By the President of the United States of America
The story of the Irish in America, of those millions of Americans who trace their ancestry back to the Emerald Isle, is typical of so many American immigrants, yet is also uniquely influenced by the rich culture of Ireland. Like so many of our forebears, they came to this land seeking a better future. In the process of becoming Americans, they changed themselves, changed America, and changed the world.
By 1776, 300,000 natives of Ireland had already emigrated to the Colonies. They fought bravely in the American Revolution and helped to establish a new Nation. Eight signatories of the Declaration of Independence were of Irish origin. In the early years of the young Republic, as workers on the canals and railroads, they played a major role in the settlement of the West.
However, it was not until the great potato famine of the late 1840s that the trickle of Irish immigration became a flood. More than one million Irish men and women came to the United States during that period. They moved primarily into our great cities, which they quickly transformed into the bustling beehives of activity that they have been ever since.
Confronted by prejudice and sign after sign proclaiming "No Irish Need Apply," the new immigrants immersed themselves in the politics of such cities as New York, Boston, and Chicago. In fact, the political legacy of the Irish-American community may well be the most important of all its contributions to our Nation. Presidents John F. Kennedy and Ronald Reagan, as well as 16 other Presidents, have proudly proclaimed their Irish-American heritage. America has been blessed by the leadership of other Irish Americans as well, including Mike Mansfield, Tip O'Neill, and Tom Foley in the Congress, and Al Smith, Ray Flynn, and Richard Daley at the State and local levels.
However, the contributions of Irish Americans go well beyond politics. In Washington, D.C., alone, James Hoban designed and supervised the construction of the White House and assisted in the construction of the Capitol; Colonel Thomas Lincoln Casey completed the construction of the Washington Monument after it had been abandoned during the Civil War; and William Wilson Corcoran founded the gallery that now bears his name.
Irish Americans have also enriched the culture of their adopted land. Whether we think of Finley Peter Dunne, who satirized politics in the early 20th century; Jimmy Breslin, who has done much the same more recently; or Eugene O'Neill, one of the great playwrights of all time, the Irish contribution to American literature is broad and deep. In the performing arts, composer George M. Cohan, dancer Gene Kelly, and actress Grace Kelly have come to symbolize America to the world.
In tribute to all Irish Americans, the Congress, by House Joint Resolution 500, has designated March 1993 as "Irish-American Heritage Month" and has authorized and requested the President to issue a proclamation in observance of this month.

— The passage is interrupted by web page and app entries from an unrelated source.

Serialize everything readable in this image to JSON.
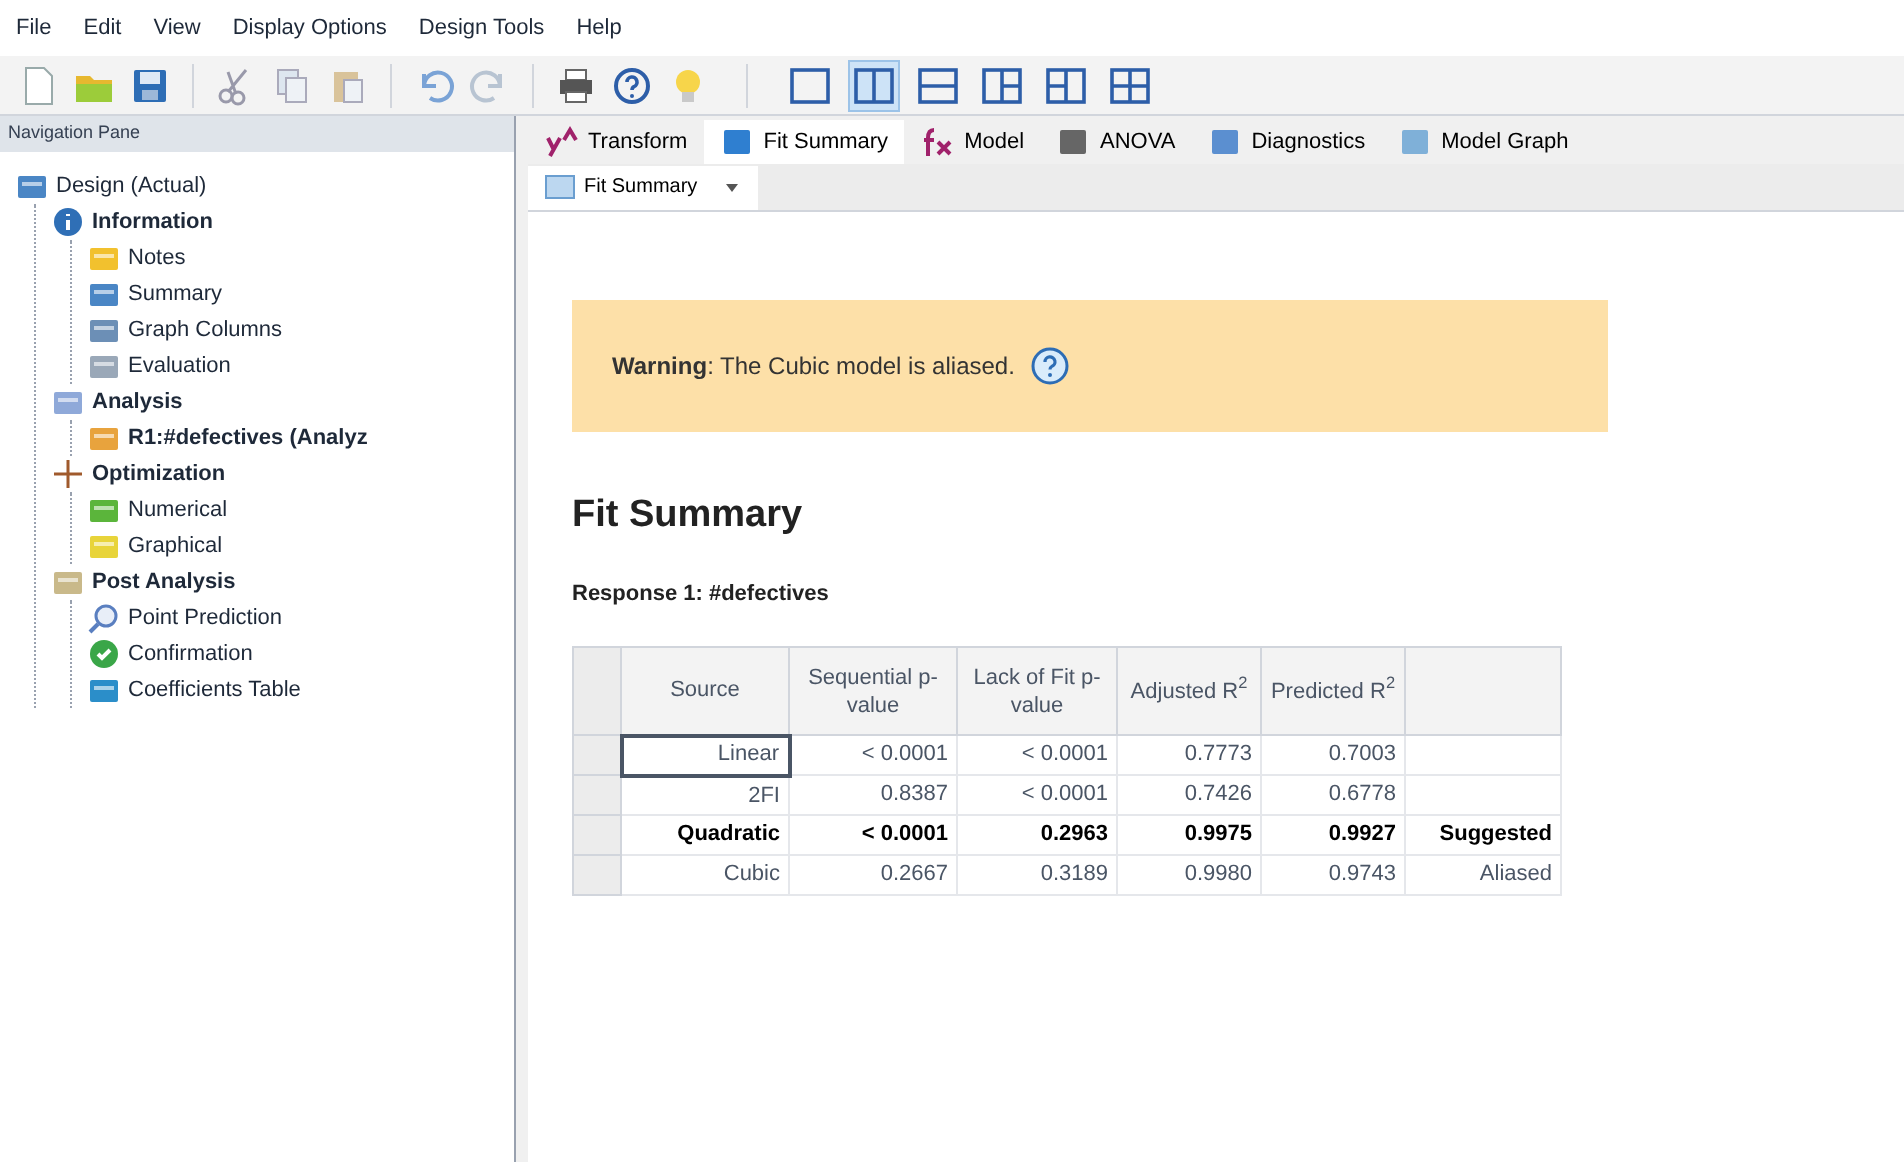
{
  "menu": [
    "File",
    "Edit",
    "View",
    "Display Options",
    "Design Tools",
    "Help"
  ],
  "toolbar": [
    {
      "kind": "new"
    },
    {
      "kind": "open"
    },
    {
      "kind": "save"
    },
    {
      "kind": "sep"
    },
    {
      "kind": "cut"
    },
    {
      "kind": "copy"
    },
    {
      "kind": "paste"
    },
    {
      "kind": "sep"
    },
    {
      "kind": "undo"
    },
    {
      "kind": "redo"
    },
    {
      "kind": "sep"
    },
    {
      "kind": "print"
    },
    {
      "kind": "help"
    },
    {
      "kind": "tip"
    }
  ],
  "layouts": [
    {
      "kind": "single",
      "selected": false
    },
    {
      "kind": "cols",
      "selected": true
    },
    {
      "kind": "rows",
      "selected": false
    },
    {
      "kind": "left3",
      "selected": false
    },
    {
      "kind": "right3",
      "selected": false
    },
    {
      "kind": "quad",
      "selected": false
    }
  ],
  "nav": {
    "title": "Navigation Pane",
    "tree": [
      {
        "label": "Design (Actual)",
        "kind": "table",
        "bold": false,
        "children": [
          {
            "label": "Information",
            "kind": "info",
            "bold": true,
            "children": [
              {
                "label": "Notes",
                "kind": "folder",
                "bold": false
              },
              {
                "label": "Summary",
                "kind": "table",
                "bold": false
              },
              {
                "label": "Graph Columns",
                "kind": "graph",
                "bold": false
              },
              {
                "label": "Evaluation",
                "kind": "eval",
                "bold": false
              }
            ]
          },
          {
            "label": "Analysis",
            "kind": "analysis",
            "bold": true,
            "children": [
              {
                "label": "R1:#defectives (Analyz",
                "kind": "response",
                "bold": true
              }
            ]
          },
          {
            "label": "Optimization",
            "kind": "opt",
            "bold": true,
            "children": [
              {
                "label": "Numerical",
                "kind": "num",
                "bold": false
              },
              {
                "label": "Graphical",
                "kind": "graphical",
                "bold": false
              }
            ]
          },
          {
            "label": "Post Analysis",
            "kind": "post",
            "bold": true,
            "children": [
              {
                "label": "Point Prediction",
                "kind": "point",
                "bold": false
              },
              {
                "label": "Confirmation",
                "kind": "confirm",
                "bold": false
              },
              {
                "label": "Coefficients Table",
                "kind": "coef",
                "bold": false
              }
            ]
          }
        ]
      }
    ]
  },
  "tabs": [
    {
      "label": "Transform",
      "kind": "transform",
      "selected": false
    },
    {
      "label": "Fit Summary",
      "kind": "fit",
      "selected": true
    },
    {
      "label": "Model",
      "kind": "model",
      "selected": false
    },
    {
      "label": "ANOVA",
      "kind": "anova",
      "selected": false
    },
    {
      "label": "Diagnostics",
      "kind": "diag",
      "selected": false
    },
    {
      "label": "Model Graph",
      "kind": "graphs",
      "selected": false
    }
  ],
  "view_selector": "Fit Summary",
  "warning": "**Warning**: The Cubic model is aliased.",
  "heading": "Fit Summary",
  "response": "Response 1: #defectives",
  "table": {
    "columns": [
      "Source",
      "Sequential p-value",
      "Lack of Fit p-value",
      "Adjusted R$^{2}$",
      "Predicted R$^{2}$",
      ""
    ],
    "rows": [
      {
        "cells": [
          "Linear",
          "< 0.0001",
          "< 0.0001",
          "0.7773",
          "0.7003",
          ""
        ],
        "emphasized": false,
        "focused": true
      },
      {
        "cells": [
          "2FI",
          "0.8387",
          "< 0.0001",
          "0.7426",
          "0.6778",
          ""
        ],
        "emphasized": false,
        "focused": false
      },
      {
        "cells": [
          "Quadratic",
          "< 0.0001",
          "0.2963",
          "0.9975",
          "0.9927",
          "Suggested"
        ],
        "emphasized": true,
        "focused": false
      },
      {
        "cells": [
          "Cubic",
          "0.2667",
          "0.3189",
          "0.9980",
          "0.9743",
          "Aliased"
        ],
        "emphasized": false,
        "focused": false
      }
    ]
  }
}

NOW, THEREFORE, I, WILLIAM J. CLINTON, President of the United States of America, by the authority vested in me by the Constitution and the laws of the United States, do hereby proclaim March 1993 as Irish-American Heritage Month. I urge all Americans to observe this month with appropriate ceremonies and activities.
IN WITNESS WHEREOF, I have hereunto set my hand this sixth day of March, in the year of our Lord nineteen hundred and ninety-three, and of the Independence of the United States of America the two hundred and seventeenth.
WILLIAM J. CLINTON